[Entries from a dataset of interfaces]
******

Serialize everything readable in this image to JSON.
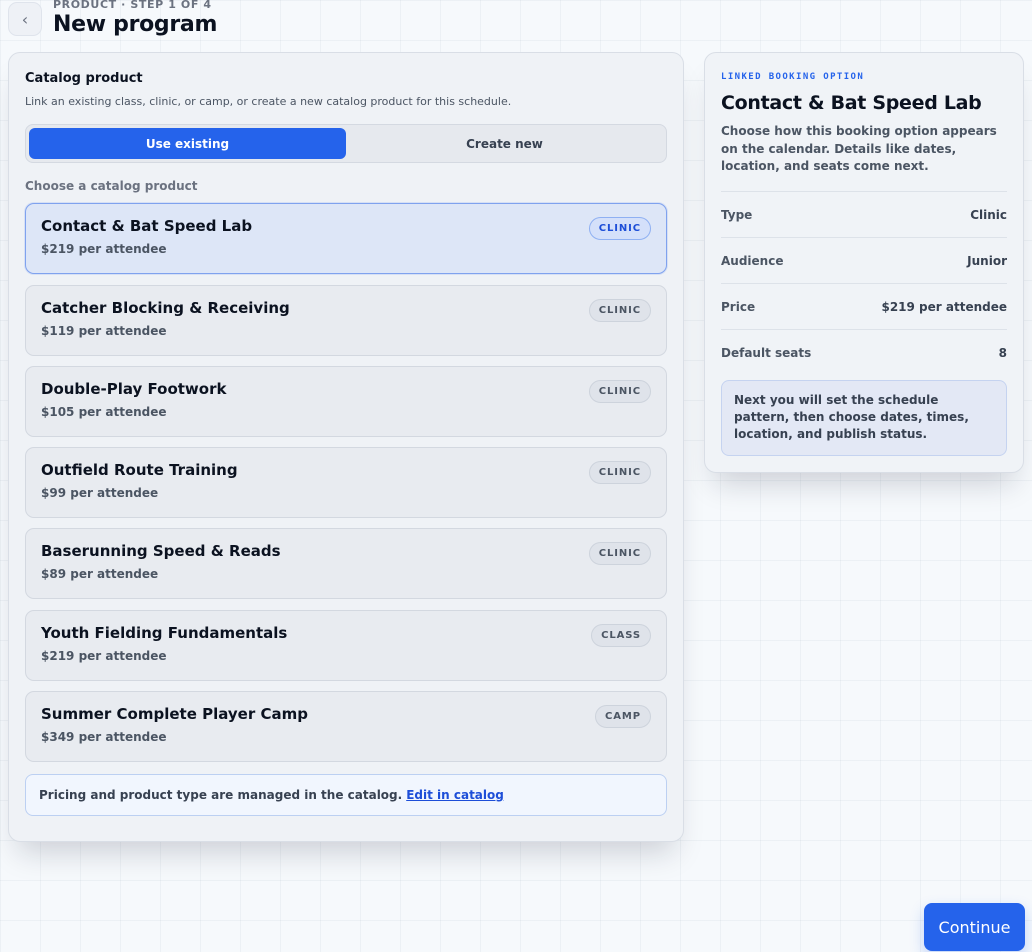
{
  "header": {
    "back_icon": "chevron-left-icon",
    "step_label": "PRODUCT · STEP 1 OF 4",
    "title": "New program"
  },
  "catalog": {
    "title": "Catalog product",
    "description": "Link an existing class, clinic, or camp, or create a new catalog product for this schedule.",
    "tabs": [
      {
        "label": "Use existing",
        "active": true
      },
      {
        "label": "Create new",
        "active": false
      }
    ],
    "choose_label": "Choose a catalog product",
    "products": [
      {
        "name": "Contact & Bat Speed Lab",
        "price": "$219 per attendee",
        "type": "CLINIC",
        "selected": true
      },
      {
        "name": "Catcher Blocking & Receiving",
        "price": "$119 per attendee",
        "type": "CLINIC",
        "selected": false
      },
      {
        "name": "Double-Play Footwork",
        "price": "$105 per attendee",
        "type": "CLINIC",
        "selected": false
      },
      {
        "name": "Outfield Route Training",
        "price": "$99 per attendee",
        "type": "CLINIC",
        "selected": false
      },
      {
        "name": "Baserunning Speed & Reads",
        "price": "$89 per attendee",
        "type": "CLINIC",
        "selected": false
      },
      {
        "name": "Youth Fielding Fundamentals",
        "price": "$219 per attendee",
        "type": "CLASS",
        "selected": false
      },
      {
        "name": "Summer Complete Player Camp",
        "price": "$349 per attendee",
        "type": "CAMP",
        "selected": false
      }
    ],
    "note_text": "Pricing and product type are managed in the catalog.",
    "note_link": "Edit in catalog"
  },
  "booking_option": {
    "kicker": "LINKED BOOKING OPTION",
    "title": "Contact & Bat Speed Lab",
    "description": "Choose how this booking option appears on the calendar. Details like dates, location, and seats come next.",
    "details": [
      {
        "label": "Type",
        "value": "Clinic"
      },
      {
        "label": "Audience",
        "value": "Junior"
      },
      {
        "label": "Price",
        "value": "$219 per attendee"
      },
      {
        "label": "Default seats",
        "value": "8"
      }
    ],
    "next_note": "Next you will set the schedule pattern, then choose dates, times, location, and publish status."
  },
  "footer": {
    "continue_label": "Continue"
  },
  "colors": {
    "accent": "#2563eb",
    "background": "#f6f9fc"
  }
}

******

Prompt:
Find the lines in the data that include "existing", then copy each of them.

Written answer:
    "description": "Link an existing class, clinic, or camp, or create a new catalog product for this schedule.",
        "label": "Use existing",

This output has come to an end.